Editorial: Disinformation a poor tactic
Reports have been released indicating the Pentagon is developing plans to give friendly nations news reports, both true and false, as a way to influence international public opinion about the United States. This is a ridiculous and dangerous tactic that could easily backfire on the United States and ostracize it from its allies. Good relations are built on trust, whether true or seemingly, but to purposely mislead a nation and admit that is the goal is underhanded and wrong.
Since Sept. 11, the United States has been concerned about its image, mainly in Islamic countries where the military wanted to post troops. To combat possible bad images, the Pentagon created the Office of Strategic Influence. The distribution of propaganda is not new, but even the recent activities of dropping leaflets and broadcasting radio messages are dangerous tactics. The goal of these actions was to construct a positive view of Americans and to convince Afghans that the bombing of their country was necessary.

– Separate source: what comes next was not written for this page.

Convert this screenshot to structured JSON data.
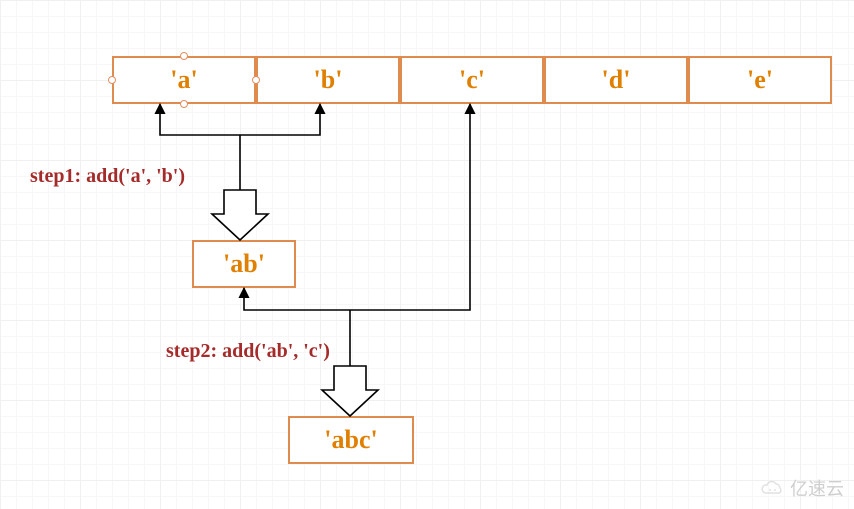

However, that is a war tactic. Perhaps not quite ethical, but in war, rules change. The Pentagon’s new plan, though, to purposely deceive allied and friendly nations with what the government calls “disinformation” is an outrage. Doing this will not only undermine U.S. credibility in the international world, but will also spark doubts by Americans as well.
According to The New York Times, another proposal of the OSI would “promote American views and attack unfriendly governments.” If even the United States’ own allies can’t trust this nation, how can the country expect to be welcomed anywhere in the world? The Pentagon is setting a poor trend of purposely misleading friendly nations by destroying its own credibility and being so straightforward about it.
Hopefully, dissenting Pentagon officials will be able to block this proposed tactic before it begins and salvage the nation’s reputation before our allies begin to doubt our credibility.